» **ACTIVITY**
Report each line from the records where the string "haven" turns up.

[Page and application data records]
::::::::

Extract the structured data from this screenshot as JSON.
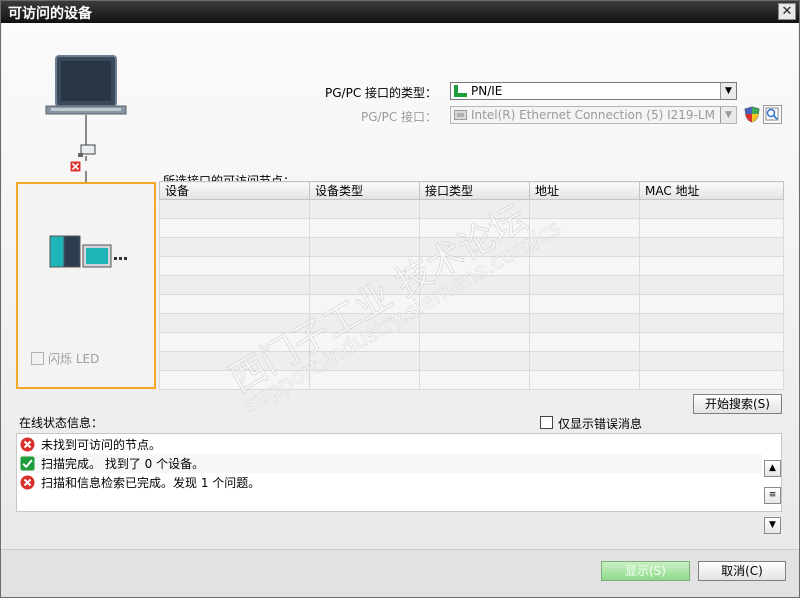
{
  "window": {
    "title": "可访问的设备",
    "close_symbol": "✕"
  },
  "interface": {
    "type_label": "PG/PC 接口的类型：",
    "type_value": "PN/IE",
    "port_label": "PG/PC 接口：",
    "port_value": "Intel(R) Ethernet Connection (5) I219-LM"
  },
  "nodes": {
    "label": "所选接口的可访问节点：",
    "columns": [
      "设备",
      "设备类型",
      "接口类型",
      "地址",
      "MAC 地址"
    ]
  },
  "flash_led": {
    "label": "闪烁 LED"
  },
  "search_button": "开始搜索(S)",
  "online_status": {
    "label": "在线状态信息：",
    "only_errors_label": "仅显示错误消息",
    "messages": [
      {
        "icon": "error-icon",
        "text": "未找到可访问的节点。"
      },
      {
        "icon": "success-icon",
        "text": "扫描完成。 找到了 0 个设备。"
      },
      {
        "icon": "error-icon",
        "text": "扫描和信息检索已完成。发现 1 个问题。"
      }
    ]
  },
  "footer": {
    "display_button": "显示(S)",
    "cancel_button": "取消(C)"
  },
  "watermark": {
    "line1": "西门子工业 技术论坛",
    "line2": "support.industry.siemens.com/cs"
  },
  "colors": {
    "highlight": "#f5a623",
    "error": "#d9302c",
    "success": "#1e9e3a"
  }
}
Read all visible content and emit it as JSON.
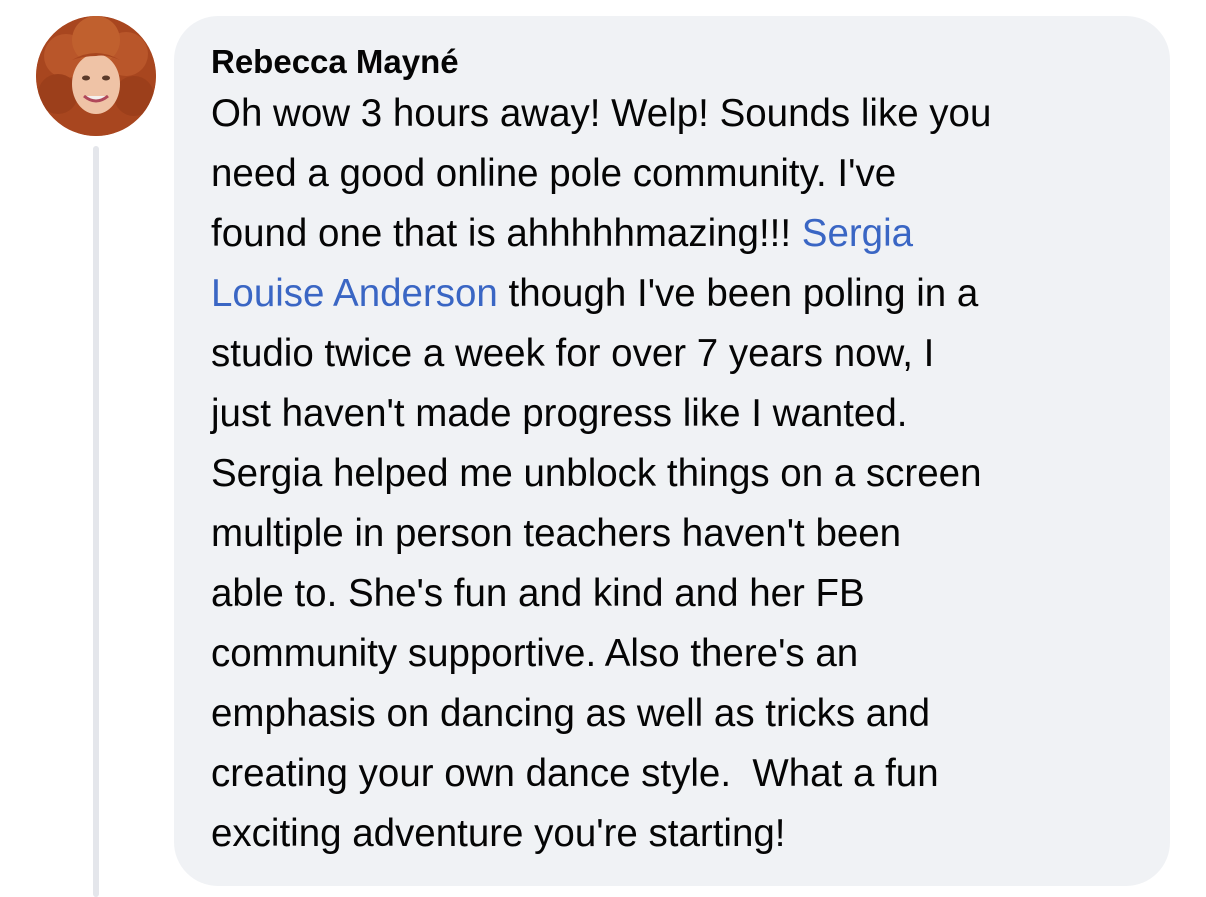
{
  "comment": {
    "author": "Rebecca Mayné",
    "avatar_icon": "profile-photo",
    "mention": "Sergia Louise Anderson",
    "mention_color": "#3a66c4",
    "bubble_color": "#f0f2f5",
    "lines": {
      "l1": "Oh wow 3 hours away! Welp! Sounds like you",
      "l2": "need a good online pole community. I've",
      "l3_before": "found one that is ahhhhhmazing!!! ",
      "l3_mention": "Sergia",
      "l4_mention": "Louise Anderson",
      "l4_after": " though I've been poling in a",
      "l5": "studio twice a week for over 7 years now, I",
      "l6": "just haven't made progress like I wanted.",
      "l7": "Sergia helped me unblock things on a screen",
      "l8": "multiple in person teachers haven't been",
      "l9": "able to. She's fun and kind and her FB",
      "l10": "community supportive. Also there's an",
      "l11": "emphasis on dancing as well as tricks and",
      "l12": "creating your own dance style.  What a fun",
      "l13": "exciting adventure you're starting!"
    }
  }
}
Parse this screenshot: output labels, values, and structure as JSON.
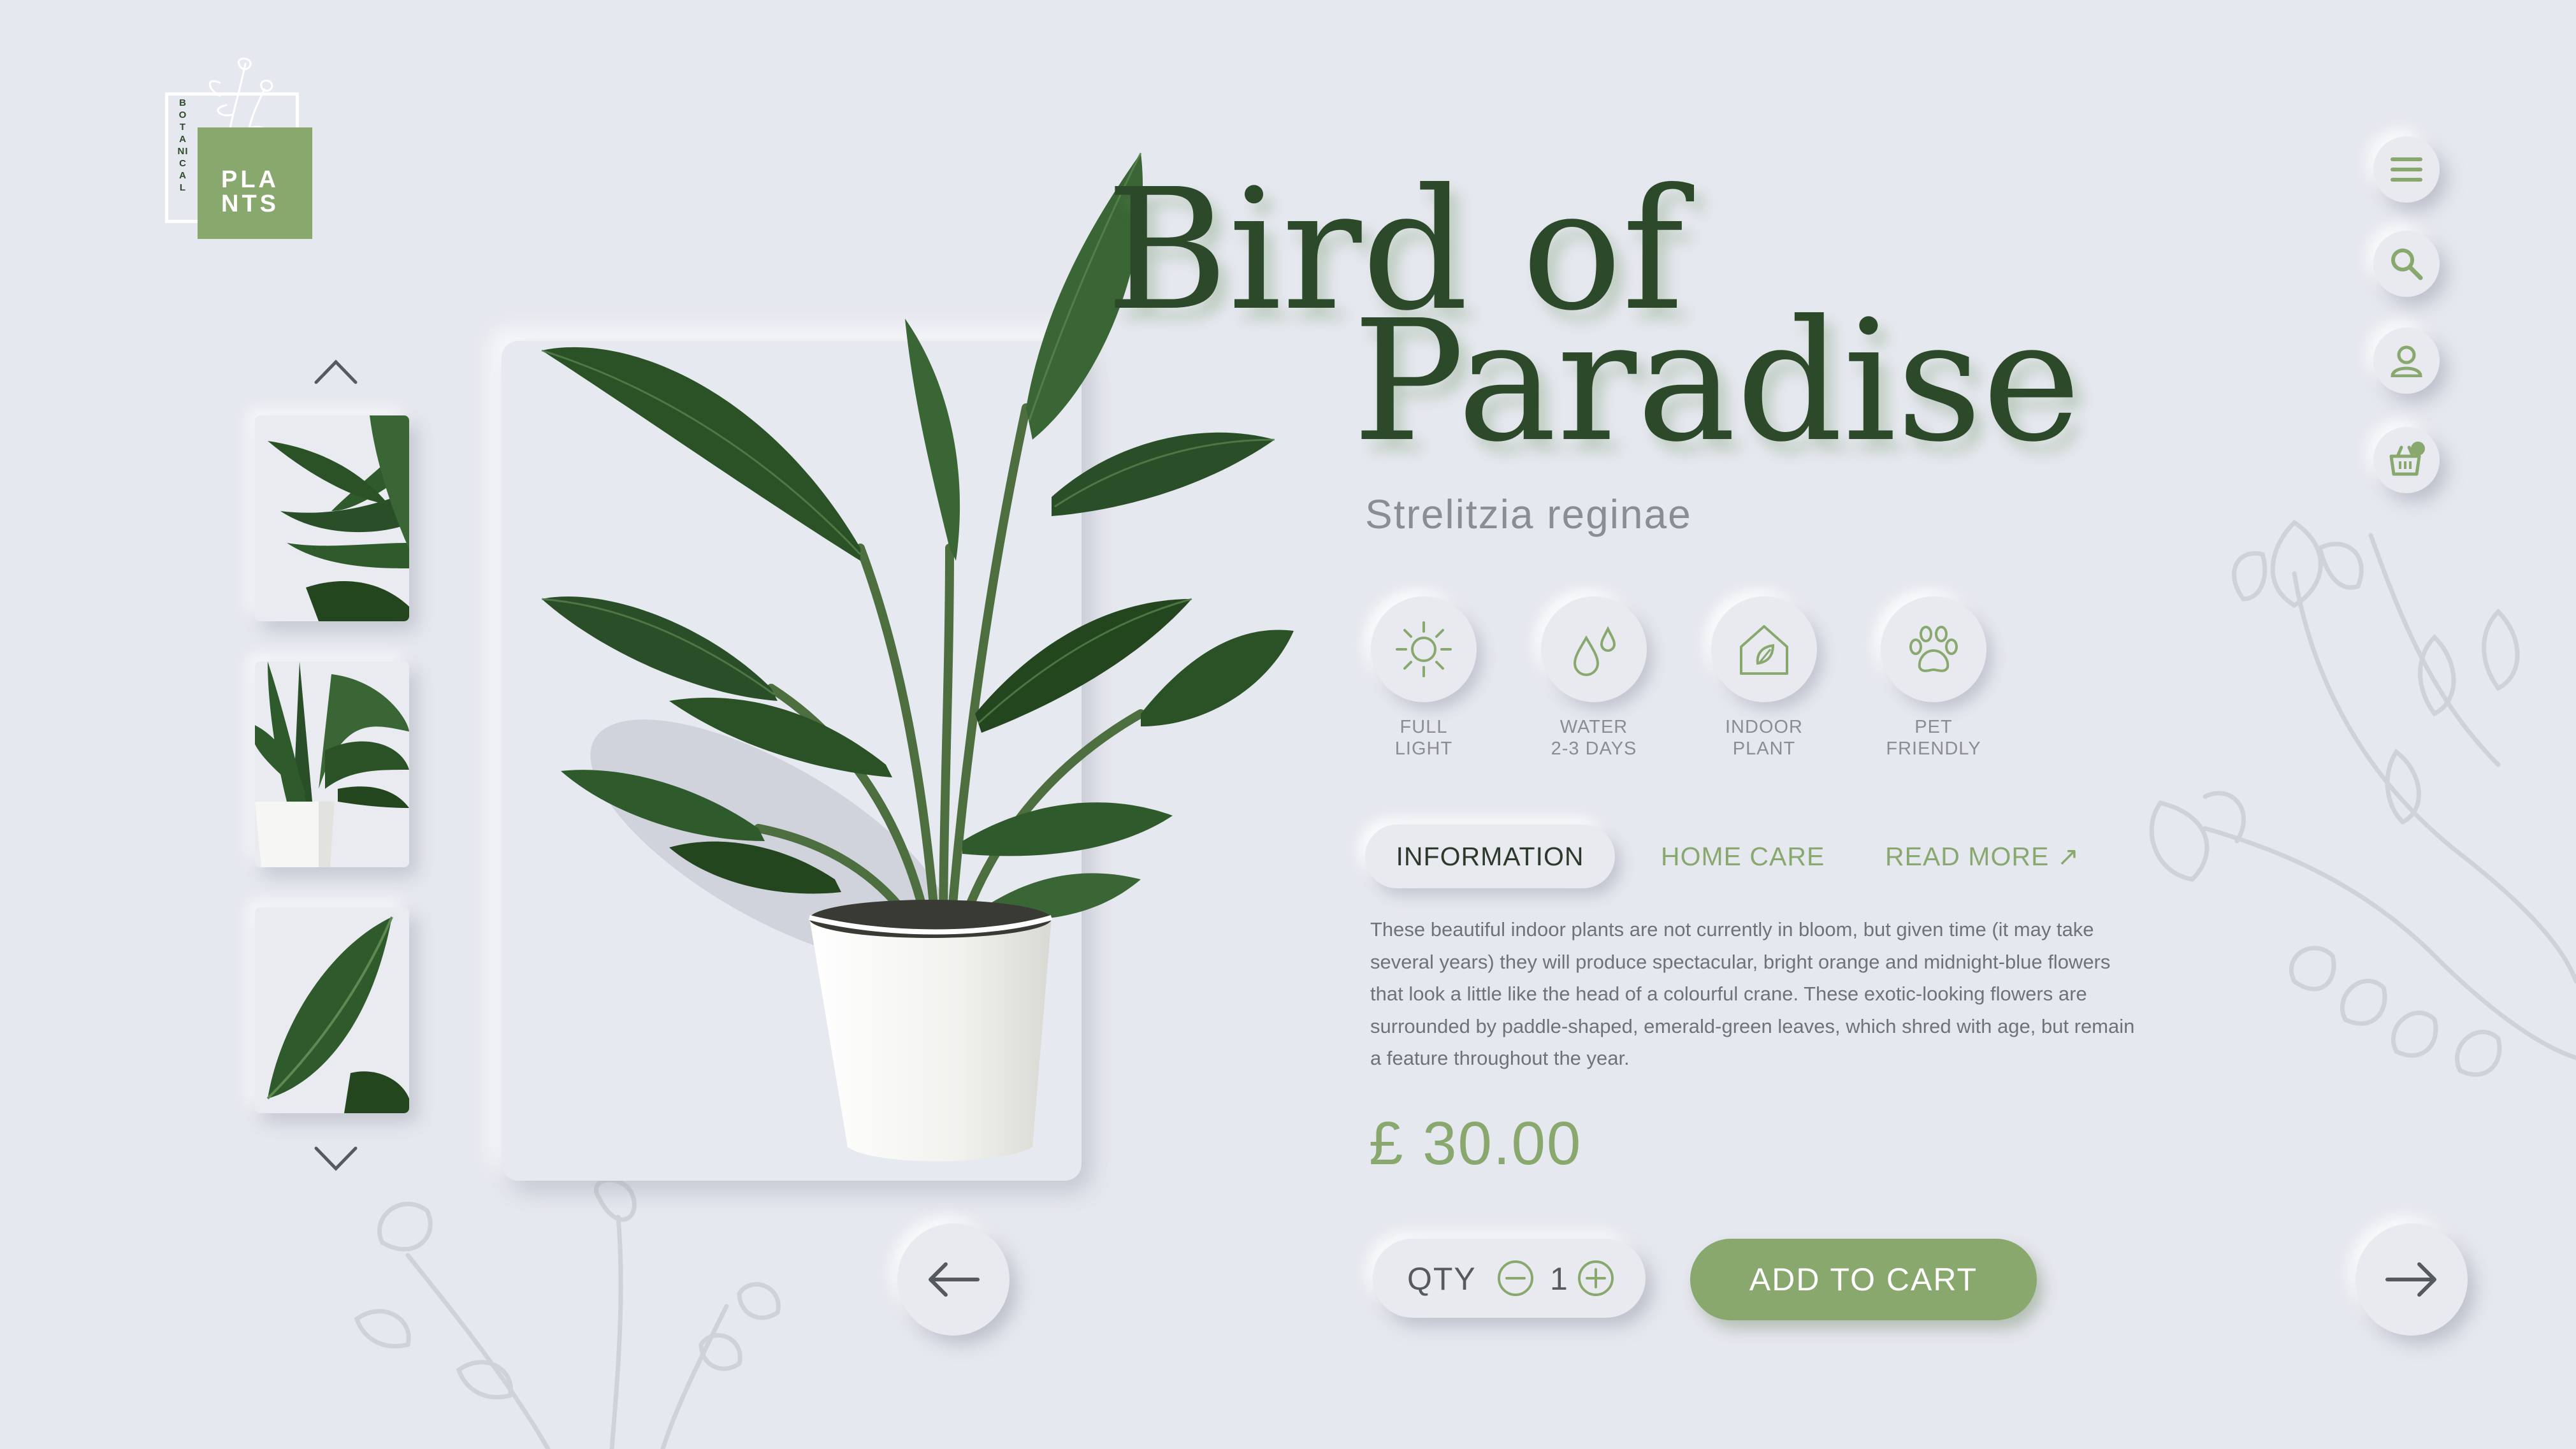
{
  "brand": {
    "vertical_text": "BOTANICAL",
    "logo_word": "PLANTS",
    "logo_line1": "PLA",
    "logo_line2": "NTS"
  },
  "product": {
    "title_line1": "Bird of",
    "title_line2": "Paradise",
    "scientific_name": "Strelitzia reginae",
    "price": "£ 30.00"
  },
  "features": [
    {
      "icon": "sun-icon",
      "line1": "FULL",
      "line2": "LIGHT"
    },
    {
      "icon": "water-drops-icon",
      "line1": "WATER",
      "line2": "2-3 DAYS"
    },
    {
      "icon": "house-leaf-icon",
      "line1": "INDOOR",
      "line2": "PLANT"
    },
    {
      "icon": "paw-icon",
      "line1": "PET",
      "line2": "FRIENDLY"
    }
  ],
  "tabs": {
    "information": "INFORMATION",
    "home_care": "HOME CARE",
    "read_more": "READ MORE ↗"
  },
  "description": "These beautiful indoor plants are not currently in bloom, but given time (it may take several years) they will produce spectacular, bright orange and midnight-blue flowers that look a little like the head of a colourful crane. These exotic-looking flowers are surrounded by paddle-shaped, emerald-green leaves, which shred with age, but remain a feature throughout the year.",
  "quantity": {
    "label": "QTY",
    "value": "1"
  },
  "add_to_cart": "ADD TO CART",
  "nav_icons": [
    "menu-icon",
    "search-icon",
    "user-icon",
    "basket-icon"
  ],
  "colors": {
    "background": "#e6e8ef",
    "accent_green": "#88a86e",
    "dark_green": "#2c4a2a",
    "leaf_green": "#2f5a2c",
    "muted_text": "#8a8d92",
    "pot_white": "#f4f4f2"
  }
}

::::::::

» **RESPONSE**
      "l6": "just haven't made progress like I wanted.",
      "l8": "multiple in person teachers haven't been",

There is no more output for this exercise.